24 Jan 2017

The Canterbury Earthquake National Memorial that will be dedicated next month has been shaped by many whose lives were most profoundly impacted by the 22 February 2011 earthquake.

An artist's impression of the Canterbury Earthquake National Memorial.

An artist's impression of the Canterbury Earthquake National Memorial.

Designed to be a place for people to reflect on the devastating earthquakes that changed Canterbury and its communities forever, the Memorial honours those who lost their lives and acknowledges those who were seriously injured and everyone who helped in the rescue and recovery operation.

It will be dedicated on 22 February, in a joint event with the annual Civic commemorative ceremony to mark the sixth anniversary of the deadly quake.
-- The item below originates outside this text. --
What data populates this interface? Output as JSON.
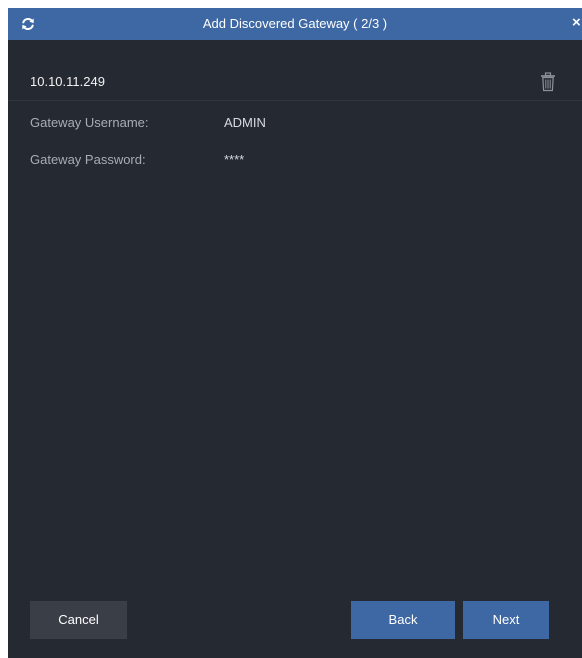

The Memorial spans both sides of the Ōtākaro/Avon River, in the area bordered by the Montreal Street Bridge to the west, Durham Street to the east, and Cambridge and Oxford Terraces to the north and south. A Memorial Wall on the south bank is inscribed with the names of those who lost their lives in the 22 February Earthquake and words of acknowledgment, while the north bank is a quieter green space.
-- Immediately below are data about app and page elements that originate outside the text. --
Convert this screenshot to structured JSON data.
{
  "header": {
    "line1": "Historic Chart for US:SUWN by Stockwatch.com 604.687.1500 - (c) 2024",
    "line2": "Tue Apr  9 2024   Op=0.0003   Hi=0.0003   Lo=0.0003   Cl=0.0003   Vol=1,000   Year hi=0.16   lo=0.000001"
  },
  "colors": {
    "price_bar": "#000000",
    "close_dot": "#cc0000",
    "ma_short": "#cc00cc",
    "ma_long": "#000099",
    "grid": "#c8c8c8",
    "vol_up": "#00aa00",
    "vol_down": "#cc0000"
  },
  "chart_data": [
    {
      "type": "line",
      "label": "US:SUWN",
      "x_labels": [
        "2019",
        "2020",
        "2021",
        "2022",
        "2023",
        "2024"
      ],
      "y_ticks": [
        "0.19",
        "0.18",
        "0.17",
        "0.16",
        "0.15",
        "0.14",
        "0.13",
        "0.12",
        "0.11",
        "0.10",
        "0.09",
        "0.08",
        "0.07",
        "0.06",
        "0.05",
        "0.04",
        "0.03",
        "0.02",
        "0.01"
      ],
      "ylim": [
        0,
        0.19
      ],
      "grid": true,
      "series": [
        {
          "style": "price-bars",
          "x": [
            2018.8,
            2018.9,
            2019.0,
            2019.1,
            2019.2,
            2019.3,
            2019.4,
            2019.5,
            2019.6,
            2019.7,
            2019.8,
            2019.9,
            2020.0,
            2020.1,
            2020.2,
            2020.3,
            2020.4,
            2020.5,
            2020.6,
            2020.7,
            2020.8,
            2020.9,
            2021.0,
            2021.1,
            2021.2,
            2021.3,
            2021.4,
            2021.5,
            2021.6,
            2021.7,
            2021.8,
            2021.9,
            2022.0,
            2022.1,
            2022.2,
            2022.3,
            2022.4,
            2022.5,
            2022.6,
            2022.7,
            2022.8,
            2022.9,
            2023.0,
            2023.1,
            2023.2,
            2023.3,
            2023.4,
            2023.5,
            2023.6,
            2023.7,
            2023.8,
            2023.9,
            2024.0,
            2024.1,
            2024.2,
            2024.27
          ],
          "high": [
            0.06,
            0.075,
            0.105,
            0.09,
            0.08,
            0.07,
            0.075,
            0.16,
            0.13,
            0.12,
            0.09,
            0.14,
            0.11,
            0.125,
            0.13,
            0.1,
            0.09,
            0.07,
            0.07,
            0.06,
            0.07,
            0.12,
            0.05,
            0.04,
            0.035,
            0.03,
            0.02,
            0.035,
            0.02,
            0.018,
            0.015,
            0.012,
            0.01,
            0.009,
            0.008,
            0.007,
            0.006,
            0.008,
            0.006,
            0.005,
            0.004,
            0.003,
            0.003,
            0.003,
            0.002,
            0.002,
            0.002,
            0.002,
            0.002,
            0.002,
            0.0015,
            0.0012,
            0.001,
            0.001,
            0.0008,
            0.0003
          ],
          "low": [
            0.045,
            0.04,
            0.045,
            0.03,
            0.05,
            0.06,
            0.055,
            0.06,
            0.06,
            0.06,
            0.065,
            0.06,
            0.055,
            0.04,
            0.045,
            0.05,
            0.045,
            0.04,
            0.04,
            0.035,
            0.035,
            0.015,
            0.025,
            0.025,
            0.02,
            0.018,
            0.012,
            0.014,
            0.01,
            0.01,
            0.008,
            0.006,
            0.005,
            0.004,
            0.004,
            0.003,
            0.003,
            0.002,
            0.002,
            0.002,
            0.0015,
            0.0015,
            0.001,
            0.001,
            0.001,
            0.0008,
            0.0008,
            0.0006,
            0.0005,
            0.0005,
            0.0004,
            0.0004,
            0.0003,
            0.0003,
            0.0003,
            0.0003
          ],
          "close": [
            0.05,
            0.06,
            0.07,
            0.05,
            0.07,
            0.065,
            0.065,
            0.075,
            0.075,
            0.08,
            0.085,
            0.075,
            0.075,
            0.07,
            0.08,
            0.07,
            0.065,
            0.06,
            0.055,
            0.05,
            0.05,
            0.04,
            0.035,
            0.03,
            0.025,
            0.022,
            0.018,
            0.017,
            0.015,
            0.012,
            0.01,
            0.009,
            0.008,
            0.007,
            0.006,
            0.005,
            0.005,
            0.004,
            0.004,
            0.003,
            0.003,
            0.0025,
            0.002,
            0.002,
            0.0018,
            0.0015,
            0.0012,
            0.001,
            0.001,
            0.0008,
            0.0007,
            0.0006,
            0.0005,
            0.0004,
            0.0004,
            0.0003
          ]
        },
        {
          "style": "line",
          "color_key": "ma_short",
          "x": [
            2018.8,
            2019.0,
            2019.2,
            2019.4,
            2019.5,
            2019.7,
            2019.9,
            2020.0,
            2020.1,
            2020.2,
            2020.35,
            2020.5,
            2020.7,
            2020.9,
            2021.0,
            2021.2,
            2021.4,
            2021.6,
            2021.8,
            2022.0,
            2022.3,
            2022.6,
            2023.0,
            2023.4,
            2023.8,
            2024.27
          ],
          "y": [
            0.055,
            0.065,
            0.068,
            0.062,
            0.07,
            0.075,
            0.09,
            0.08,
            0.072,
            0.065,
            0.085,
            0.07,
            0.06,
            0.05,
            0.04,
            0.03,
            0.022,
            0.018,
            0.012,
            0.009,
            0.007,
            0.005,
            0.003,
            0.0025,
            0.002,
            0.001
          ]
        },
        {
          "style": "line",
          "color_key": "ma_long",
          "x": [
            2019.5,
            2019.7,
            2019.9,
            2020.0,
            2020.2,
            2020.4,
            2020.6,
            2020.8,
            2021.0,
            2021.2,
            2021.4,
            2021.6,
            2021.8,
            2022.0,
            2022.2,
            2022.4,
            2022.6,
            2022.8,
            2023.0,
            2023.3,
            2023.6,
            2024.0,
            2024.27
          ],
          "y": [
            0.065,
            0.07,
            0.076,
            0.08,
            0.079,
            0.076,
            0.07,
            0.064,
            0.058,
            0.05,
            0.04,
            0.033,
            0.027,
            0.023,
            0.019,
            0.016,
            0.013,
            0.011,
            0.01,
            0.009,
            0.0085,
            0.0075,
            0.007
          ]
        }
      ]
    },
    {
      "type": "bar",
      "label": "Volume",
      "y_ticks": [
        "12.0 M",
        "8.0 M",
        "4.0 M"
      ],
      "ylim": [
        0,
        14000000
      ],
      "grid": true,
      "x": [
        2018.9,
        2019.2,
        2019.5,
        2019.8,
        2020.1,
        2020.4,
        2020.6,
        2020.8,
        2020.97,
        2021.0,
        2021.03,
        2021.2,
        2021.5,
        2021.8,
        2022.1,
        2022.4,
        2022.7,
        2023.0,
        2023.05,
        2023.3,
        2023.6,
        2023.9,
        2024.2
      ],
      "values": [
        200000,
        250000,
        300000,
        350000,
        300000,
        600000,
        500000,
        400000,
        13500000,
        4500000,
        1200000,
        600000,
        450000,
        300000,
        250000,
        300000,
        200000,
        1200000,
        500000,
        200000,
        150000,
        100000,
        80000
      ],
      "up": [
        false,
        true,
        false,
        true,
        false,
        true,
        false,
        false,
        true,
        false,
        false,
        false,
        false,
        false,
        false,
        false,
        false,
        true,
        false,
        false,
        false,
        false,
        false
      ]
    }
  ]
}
Ōtākaro Limited, Christchurch City Council, Te Rūnanga o Ngāi Tahu and the Ministry of Culture and Heritage have worked together to deliver the Memorial.

Ōtākaro Limited Chief Executive Albert Brantley says asking for feedback from bereaved families, those who were severely injured and first responders has been central to the development of the Memorial.

“Their views have shaped every aspect of the Memorial, starting with their strong preference for a space that featured greenery and water. From the development of the north bank to the way the names are arranged on the Memorial wall, the project team has worked closely with many people who were deeply affected by the earthquake every step of the way.”

Christchurch Mayor Lianne Dalziel says marking this years’ anniversary at the Memorial site will be very poignant.

“I look forward to standing alongside everyone who experienced the earthquakes or who were affected by them in some way. Together, we will remember and reflect on all we have lost, and again give thanks for all the support we received.”

The names on the wall will remain covered until construction is complete and the bereaved families can view the finished site first at a private blessing ceremony. The words of acknowledgement will be unveiled at the National Dedication.

The 22 February Commemorative Event will be livestreamed on the Council website. A Facebook page has information and updates on the Memorial, and people are encouraged to share their stories of the earthquakes and give thanks to those that helped out at quakestories.govt.nz